The interesting development from this latest funding is that it makes a sale of Twitter less likely, we would argue. This may be fine with the founders, who have drawn in some $150m for the company and will (presumably) look to the public market to repay those investments at some point in the future. But without any revenue to speak of at this point, any offering from Twitter is a long way off. Also, an IPO by Twitter in the future hangs on successful offerings from Facebook and LinkedIn, which are far more likely to go public before Twitter. If both of those social media bellwethers enjoy strong offerings, and Twitter actually starts to make money off its fast-growing base of users, then a multibillion-dollar exit – in the form of an IPO – might not be farfetched.
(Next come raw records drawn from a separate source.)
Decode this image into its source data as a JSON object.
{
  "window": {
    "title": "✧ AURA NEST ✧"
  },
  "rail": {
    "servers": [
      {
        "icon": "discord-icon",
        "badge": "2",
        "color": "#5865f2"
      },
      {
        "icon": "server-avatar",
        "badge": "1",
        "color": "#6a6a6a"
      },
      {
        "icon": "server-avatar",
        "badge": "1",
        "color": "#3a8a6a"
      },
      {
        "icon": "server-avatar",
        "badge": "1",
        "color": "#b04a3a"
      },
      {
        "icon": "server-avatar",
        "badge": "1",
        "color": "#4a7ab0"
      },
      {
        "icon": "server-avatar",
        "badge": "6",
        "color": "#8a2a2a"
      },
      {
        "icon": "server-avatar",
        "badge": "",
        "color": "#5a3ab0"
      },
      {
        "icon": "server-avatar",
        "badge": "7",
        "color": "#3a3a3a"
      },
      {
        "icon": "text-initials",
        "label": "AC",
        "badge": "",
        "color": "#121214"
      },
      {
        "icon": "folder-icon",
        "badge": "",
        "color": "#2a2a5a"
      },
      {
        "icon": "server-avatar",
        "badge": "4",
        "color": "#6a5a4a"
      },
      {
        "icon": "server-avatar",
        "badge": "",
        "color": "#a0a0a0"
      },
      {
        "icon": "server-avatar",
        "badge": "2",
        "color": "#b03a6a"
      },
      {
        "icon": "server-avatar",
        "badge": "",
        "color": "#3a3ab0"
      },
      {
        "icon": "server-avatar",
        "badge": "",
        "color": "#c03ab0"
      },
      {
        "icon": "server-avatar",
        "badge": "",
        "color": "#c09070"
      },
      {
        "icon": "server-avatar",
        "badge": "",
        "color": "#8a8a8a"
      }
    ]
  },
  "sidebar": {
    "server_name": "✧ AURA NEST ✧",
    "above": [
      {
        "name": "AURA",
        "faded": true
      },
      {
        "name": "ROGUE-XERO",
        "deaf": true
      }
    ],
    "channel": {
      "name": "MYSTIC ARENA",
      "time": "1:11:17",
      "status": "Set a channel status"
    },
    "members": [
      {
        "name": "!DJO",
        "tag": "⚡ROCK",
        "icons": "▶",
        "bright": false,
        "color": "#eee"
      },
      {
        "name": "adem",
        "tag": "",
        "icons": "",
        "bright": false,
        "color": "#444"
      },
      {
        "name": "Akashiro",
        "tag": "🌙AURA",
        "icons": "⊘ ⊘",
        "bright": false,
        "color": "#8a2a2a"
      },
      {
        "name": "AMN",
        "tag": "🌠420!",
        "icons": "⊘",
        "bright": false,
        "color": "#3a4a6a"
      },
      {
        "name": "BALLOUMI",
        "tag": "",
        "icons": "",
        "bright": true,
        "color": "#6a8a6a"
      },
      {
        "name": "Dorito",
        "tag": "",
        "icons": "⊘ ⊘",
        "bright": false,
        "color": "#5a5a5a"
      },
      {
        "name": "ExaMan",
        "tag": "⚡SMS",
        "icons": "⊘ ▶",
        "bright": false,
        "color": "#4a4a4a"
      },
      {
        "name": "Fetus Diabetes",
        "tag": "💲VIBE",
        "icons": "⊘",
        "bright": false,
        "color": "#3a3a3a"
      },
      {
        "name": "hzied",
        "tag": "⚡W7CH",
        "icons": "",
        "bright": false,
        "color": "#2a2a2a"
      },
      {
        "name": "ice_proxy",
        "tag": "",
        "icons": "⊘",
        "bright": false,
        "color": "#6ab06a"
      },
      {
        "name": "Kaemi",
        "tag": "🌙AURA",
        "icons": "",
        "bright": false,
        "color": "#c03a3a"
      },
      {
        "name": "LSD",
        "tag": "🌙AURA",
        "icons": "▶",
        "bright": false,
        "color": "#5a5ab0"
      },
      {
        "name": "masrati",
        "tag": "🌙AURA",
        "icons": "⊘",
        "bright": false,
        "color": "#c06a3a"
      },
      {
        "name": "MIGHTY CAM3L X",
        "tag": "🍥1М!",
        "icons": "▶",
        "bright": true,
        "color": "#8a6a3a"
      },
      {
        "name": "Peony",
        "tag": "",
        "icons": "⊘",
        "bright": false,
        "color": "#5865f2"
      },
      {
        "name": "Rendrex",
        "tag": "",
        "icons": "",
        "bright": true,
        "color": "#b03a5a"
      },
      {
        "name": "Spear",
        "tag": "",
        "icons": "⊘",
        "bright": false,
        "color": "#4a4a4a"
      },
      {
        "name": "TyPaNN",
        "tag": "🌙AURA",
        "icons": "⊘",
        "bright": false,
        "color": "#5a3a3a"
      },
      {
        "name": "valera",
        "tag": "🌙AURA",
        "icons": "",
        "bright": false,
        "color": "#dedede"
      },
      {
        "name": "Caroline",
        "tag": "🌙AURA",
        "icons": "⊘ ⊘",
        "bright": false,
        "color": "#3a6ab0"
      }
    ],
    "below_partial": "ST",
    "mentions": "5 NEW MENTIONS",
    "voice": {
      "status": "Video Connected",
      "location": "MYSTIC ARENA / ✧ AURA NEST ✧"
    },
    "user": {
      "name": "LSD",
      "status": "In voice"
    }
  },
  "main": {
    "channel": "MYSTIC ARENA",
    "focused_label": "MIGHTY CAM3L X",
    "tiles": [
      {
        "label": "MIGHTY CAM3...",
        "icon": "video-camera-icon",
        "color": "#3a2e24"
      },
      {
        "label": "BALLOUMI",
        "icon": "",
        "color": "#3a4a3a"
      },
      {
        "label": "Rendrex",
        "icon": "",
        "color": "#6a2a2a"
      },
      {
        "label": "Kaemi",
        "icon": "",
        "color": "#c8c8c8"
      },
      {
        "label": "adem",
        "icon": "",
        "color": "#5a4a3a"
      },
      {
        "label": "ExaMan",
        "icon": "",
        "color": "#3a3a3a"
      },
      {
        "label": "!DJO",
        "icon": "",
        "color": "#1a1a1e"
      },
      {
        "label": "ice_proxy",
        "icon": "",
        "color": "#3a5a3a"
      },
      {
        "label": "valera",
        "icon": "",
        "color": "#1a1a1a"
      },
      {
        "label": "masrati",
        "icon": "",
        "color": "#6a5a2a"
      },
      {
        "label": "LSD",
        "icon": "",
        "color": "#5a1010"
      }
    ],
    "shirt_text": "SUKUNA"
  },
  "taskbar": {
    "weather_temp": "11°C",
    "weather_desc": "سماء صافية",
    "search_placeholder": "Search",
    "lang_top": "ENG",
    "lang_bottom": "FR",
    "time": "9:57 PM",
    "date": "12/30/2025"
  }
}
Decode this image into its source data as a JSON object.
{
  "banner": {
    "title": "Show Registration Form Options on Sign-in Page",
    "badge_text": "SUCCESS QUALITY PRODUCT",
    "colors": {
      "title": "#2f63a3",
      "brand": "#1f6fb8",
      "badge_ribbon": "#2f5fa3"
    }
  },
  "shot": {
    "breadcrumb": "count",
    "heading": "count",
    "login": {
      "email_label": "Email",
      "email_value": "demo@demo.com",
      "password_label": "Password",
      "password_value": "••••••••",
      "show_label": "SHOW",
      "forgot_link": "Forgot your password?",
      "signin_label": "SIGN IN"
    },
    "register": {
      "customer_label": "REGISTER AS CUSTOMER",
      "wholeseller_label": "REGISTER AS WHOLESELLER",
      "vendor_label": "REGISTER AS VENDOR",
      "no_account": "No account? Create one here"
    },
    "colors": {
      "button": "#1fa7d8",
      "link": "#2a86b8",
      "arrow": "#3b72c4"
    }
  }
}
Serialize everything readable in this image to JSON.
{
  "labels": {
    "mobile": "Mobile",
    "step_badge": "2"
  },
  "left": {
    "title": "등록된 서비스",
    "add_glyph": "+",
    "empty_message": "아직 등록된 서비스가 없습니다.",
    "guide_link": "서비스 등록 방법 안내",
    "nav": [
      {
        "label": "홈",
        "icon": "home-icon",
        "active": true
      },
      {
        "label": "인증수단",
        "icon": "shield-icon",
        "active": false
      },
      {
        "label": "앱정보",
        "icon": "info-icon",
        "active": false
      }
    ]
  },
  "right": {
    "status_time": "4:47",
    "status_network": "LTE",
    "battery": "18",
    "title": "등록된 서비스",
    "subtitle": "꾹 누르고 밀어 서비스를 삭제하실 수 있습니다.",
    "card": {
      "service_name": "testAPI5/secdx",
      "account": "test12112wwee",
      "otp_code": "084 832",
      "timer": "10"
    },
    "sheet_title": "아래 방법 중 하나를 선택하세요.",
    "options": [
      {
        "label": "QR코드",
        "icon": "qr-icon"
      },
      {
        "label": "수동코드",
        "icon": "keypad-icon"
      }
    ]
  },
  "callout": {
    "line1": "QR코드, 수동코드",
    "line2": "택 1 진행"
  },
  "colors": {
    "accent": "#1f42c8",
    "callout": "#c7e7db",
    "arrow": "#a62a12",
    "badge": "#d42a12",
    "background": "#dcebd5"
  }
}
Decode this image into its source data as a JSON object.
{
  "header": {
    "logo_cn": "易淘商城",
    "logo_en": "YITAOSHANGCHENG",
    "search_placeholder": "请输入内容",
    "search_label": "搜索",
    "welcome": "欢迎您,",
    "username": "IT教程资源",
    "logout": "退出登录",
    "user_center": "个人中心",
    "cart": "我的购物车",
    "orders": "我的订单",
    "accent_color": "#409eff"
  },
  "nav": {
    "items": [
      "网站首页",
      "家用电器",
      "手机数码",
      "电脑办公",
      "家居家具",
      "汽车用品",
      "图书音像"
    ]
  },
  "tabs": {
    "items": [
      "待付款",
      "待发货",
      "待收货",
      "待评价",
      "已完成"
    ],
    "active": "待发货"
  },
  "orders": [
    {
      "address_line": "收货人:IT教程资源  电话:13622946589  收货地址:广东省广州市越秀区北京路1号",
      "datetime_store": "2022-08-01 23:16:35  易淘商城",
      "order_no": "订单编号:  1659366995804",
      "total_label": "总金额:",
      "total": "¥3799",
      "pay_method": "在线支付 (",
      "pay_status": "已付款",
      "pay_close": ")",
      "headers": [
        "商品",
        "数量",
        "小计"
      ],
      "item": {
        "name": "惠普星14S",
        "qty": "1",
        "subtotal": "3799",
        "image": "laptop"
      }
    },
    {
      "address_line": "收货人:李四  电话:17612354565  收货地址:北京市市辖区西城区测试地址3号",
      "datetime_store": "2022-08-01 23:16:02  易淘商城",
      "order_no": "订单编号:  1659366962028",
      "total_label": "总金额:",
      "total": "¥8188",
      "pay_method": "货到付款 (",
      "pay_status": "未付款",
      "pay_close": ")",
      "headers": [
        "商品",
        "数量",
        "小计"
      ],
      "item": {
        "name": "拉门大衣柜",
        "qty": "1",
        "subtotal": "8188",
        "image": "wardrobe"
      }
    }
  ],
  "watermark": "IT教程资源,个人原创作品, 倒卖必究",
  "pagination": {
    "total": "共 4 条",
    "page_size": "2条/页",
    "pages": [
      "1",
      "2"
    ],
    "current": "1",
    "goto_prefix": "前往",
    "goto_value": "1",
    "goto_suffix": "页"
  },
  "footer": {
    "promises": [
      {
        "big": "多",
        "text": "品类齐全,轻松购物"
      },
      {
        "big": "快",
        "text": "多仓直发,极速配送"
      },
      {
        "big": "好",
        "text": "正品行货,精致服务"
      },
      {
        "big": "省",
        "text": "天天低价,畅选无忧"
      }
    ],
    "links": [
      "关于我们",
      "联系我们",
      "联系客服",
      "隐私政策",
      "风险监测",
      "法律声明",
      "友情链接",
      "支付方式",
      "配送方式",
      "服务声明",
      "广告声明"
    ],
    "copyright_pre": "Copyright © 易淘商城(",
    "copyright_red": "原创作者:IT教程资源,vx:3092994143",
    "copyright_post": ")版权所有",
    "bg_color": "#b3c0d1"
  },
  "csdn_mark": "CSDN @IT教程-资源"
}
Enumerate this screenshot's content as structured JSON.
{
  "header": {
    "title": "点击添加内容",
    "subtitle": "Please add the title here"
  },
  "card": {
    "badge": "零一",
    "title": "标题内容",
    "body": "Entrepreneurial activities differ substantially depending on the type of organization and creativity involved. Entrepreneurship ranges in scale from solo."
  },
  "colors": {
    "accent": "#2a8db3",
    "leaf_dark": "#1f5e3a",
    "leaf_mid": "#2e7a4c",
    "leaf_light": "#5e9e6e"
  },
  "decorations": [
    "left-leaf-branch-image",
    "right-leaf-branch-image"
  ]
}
But we should add that there are a lot of ‘ifs’ included in that scenario.

An offering looks all the more likely for Twitter because the field of potential acquirers has gotten significantly slimmer, since not many would-be acquirers have deep-enough pockets to pay for a premium on the startups’ already premium valuation. As we know from Twitter’s own embarrassing leak of some internal documents, Microsoft, Yahoo, Google and Facebook have all shown an interest in the startup at one point or another. But we’re not sure any of those companies would really be ready to do a 10-digit deal for a firm that’s still promising – rather than posting – financial results. Moreover, we wonder if any of the four would-be buyers even need Twitter. Yahoo and Microsoft seem focused on other parts of their business. Meanwhile, Google is hard at work on Google Wave, and Facebook appears to have moved on already with its much-cheaper acquisition of Twitter competitor FriendFeed in August.

Recent high-profile social networking valuations (based on last known valuation event)

Date Company Valuation/exit value Revenue Revenue to value multiple
September 2009 Twitter $1bn $0* N/A
Summer 2009 Facebook $8bn $500m* 16x*
June 2008 LinkedIn $1bn $100m* 10x*
May 2008 Plaxo $150m* (acquisition by Comcast) $10m* 15x*
March 2008 Bebo $850m (acquisition by AOL) $20m* 42.5x*
July 2005 MySpace/Intermix $580m (acquisition by NewsCorp) $90m 6.5x
December 2005 FriendsReunited $208m (acquisition by ITV; divested to Brightsolid in $42m fire sale in August 2009) $20* 10x*

Source: The 451 M&A KnowledgeBase *451 Group estimate